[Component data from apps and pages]
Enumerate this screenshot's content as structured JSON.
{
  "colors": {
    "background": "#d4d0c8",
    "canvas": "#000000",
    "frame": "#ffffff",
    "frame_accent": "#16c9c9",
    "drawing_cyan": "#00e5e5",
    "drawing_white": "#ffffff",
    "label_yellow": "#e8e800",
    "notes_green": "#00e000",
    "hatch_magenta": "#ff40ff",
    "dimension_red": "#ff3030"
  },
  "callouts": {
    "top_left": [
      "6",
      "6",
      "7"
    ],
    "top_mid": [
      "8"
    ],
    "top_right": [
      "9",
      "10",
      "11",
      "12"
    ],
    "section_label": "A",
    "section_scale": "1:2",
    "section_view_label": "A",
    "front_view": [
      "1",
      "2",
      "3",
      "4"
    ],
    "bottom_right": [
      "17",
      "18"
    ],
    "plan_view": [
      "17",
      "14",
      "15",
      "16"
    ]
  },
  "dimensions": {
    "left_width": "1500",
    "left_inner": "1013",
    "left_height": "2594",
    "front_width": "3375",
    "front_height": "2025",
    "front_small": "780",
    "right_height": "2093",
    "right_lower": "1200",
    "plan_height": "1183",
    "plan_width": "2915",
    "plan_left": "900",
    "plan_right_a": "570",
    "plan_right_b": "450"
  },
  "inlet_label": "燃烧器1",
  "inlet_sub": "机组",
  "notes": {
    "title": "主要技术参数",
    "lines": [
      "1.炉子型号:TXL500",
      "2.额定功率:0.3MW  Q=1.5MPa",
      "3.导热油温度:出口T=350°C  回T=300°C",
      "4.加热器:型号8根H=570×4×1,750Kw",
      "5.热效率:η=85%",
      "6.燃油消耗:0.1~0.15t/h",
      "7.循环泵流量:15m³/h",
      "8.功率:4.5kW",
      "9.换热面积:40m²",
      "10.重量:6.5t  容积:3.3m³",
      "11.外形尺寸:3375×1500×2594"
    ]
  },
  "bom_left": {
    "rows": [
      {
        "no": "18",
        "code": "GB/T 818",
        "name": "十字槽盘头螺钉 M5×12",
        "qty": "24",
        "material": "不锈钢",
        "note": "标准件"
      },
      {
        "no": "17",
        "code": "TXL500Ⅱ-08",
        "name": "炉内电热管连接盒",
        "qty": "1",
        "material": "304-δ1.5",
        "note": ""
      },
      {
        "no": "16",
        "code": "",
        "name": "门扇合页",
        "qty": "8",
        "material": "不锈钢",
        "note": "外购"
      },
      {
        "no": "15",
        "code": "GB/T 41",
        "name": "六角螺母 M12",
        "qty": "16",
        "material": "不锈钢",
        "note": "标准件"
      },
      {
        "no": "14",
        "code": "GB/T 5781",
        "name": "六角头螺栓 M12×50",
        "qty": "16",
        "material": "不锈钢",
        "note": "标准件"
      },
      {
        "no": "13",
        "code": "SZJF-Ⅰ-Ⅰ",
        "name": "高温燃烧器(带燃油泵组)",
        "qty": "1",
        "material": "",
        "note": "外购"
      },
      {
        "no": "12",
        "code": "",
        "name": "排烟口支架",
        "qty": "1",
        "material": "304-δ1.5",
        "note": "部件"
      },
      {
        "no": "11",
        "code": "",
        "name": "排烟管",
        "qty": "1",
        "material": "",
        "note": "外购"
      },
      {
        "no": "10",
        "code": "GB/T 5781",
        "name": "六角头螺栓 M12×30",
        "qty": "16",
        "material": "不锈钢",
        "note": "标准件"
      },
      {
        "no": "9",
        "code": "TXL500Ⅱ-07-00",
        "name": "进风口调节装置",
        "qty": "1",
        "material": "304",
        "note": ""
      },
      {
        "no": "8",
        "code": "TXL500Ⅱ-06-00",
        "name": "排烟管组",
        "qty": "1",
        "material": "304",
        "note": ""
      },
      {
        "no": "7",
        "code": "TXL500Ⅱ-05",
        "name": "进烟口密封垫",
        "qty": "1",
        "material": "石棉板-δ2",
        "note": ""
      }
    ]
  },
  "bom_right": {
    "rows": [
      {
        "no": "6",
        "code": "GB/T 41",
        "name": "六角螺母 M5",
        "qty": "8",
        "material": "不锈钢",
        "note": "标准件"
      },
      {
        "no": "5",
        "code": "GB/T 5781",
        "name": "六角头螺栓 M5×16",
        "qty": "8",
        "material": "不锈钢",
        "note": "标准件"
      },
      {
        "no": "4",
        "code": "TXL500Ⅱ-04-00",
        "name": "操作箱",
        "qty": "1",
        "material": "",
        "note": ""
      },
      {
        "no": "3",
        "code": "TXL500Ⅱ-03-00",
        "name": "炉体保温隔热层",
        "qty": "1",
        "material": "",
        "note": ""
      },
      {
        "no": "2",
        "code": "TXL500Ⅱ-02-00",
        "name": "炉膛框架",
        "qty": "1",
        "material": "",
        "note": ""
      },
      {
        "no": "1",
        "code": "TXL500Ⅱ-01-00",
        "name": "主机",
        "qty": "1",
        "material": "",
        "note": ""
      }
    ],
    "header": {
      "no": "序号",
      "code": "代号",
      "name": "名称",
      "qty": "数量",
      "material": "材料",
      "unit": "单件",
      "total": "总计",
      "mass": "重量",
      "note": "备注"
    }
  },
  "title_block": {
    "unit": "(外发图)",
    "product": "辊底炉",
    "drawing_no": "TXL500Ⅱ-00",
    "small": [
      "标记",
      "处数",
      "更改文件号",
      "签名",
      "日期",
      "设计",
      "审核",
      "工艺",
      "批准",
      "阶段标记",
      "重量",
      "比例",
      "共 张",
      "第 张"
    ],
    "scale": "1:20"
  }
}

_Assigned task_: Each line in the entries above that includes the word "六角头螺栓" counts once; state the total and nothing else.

_Task solution_: 3